Limbering up - Bart de Vries

From Nine To Noon, 11:30 am on 9 November 2021

Wellington entrepreneur Bart De Vries is on a mission to create office furniture that helps prevent back pain.

The adjustable wooden desks created by his new company Limber have been hailed by international experts as "the world's healthiest desk".

As New Zealanders transitioned to working from home during the first Covid-19 lockdown last year, there was a massive increase in the amount of money spent on chiropractors and pain relief, De Vries tells Susie Ferguson.

A lot of stiffness from computer work comes from simply not moving enough, says De Vries, a former professional hockey player whose own hips have had "a world of experience".

He started exploring how to solve this challenge through design.

Carrying out his research via a laptop on a fixed desk, De Vries was well aware of the irony.

"I'd shifted away from physio to explore these ideas and then here I am experiencing all of the symptoms of the problem I'm trying to solve.
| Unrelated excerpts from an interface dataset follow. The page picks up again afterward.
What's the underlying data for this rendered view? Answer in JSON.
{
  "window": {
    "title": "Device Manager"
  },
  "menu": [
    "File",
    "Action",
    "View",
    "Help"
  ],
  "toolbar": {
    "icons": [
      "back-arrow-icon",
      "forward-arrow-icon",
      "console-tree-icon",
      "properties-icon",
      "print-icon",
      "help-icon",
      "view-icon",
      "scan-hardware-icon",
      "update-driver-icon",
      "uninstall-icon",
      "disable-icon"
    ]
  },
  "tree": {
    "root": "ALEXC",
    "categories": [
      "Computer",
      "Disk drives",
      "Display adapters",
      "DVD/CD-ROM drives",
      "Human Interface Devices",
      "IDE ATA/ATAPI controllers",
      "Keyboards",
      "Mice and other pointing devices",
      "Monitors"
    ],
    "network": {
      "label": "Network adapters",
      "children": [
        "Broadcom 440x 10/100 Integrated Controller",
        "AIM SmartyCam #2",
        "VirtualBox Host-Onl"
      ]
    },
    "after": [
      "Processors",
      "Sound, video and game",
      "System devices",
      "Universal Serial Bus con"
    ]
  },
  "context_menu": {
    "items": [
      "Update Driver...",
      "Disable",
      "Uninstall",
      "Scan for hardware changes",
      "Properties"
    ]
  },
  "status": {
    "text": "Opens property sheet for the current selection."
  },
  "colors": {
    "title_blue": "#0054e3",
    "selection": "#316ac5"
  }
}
That really jolted me into action and jolted me into starting the design process around this desk."

The office chair itself is the biggest obstacle to movement, De Vries says. 

And contrary to popular belief, bad posture isn't a cause of pain - it's lack of movement - so standing isn't much better.

Standing desks are also often difficult to adjust so people are less likely to interrupt their work and do that.

A Limber desk in action

A Limber desk in action Photo: Limber

Furniture that is itself designed to move easily is what keeps people moving, De Vries says. 

Limber's dynamic desks', which are designed and produced in Wellington, enable people to move into different positions as easily as possible.

The desks make it simple to quickly lower the height of your work surface to the floor which is the best place for your body to work for long periods, he says.

"The ground is the most movement-rich environment we've got ... Going to the floor takes your hips, your knees, your ankles through a full range of motion. It requires balance, strength, flexibility.

"Then once you're on the floor, you've got access to a number of different postures, from kneeling, cross-legged, crouching… there are so many different options. You can just circulate, you can wriggle, you can move when you feel uncomfortable."

For the "floor curious", Limber also produces a low stool that supports all of your body weight.

"It's overwhelming for people when they first try it. They do not expect it to be as comfortable as it is."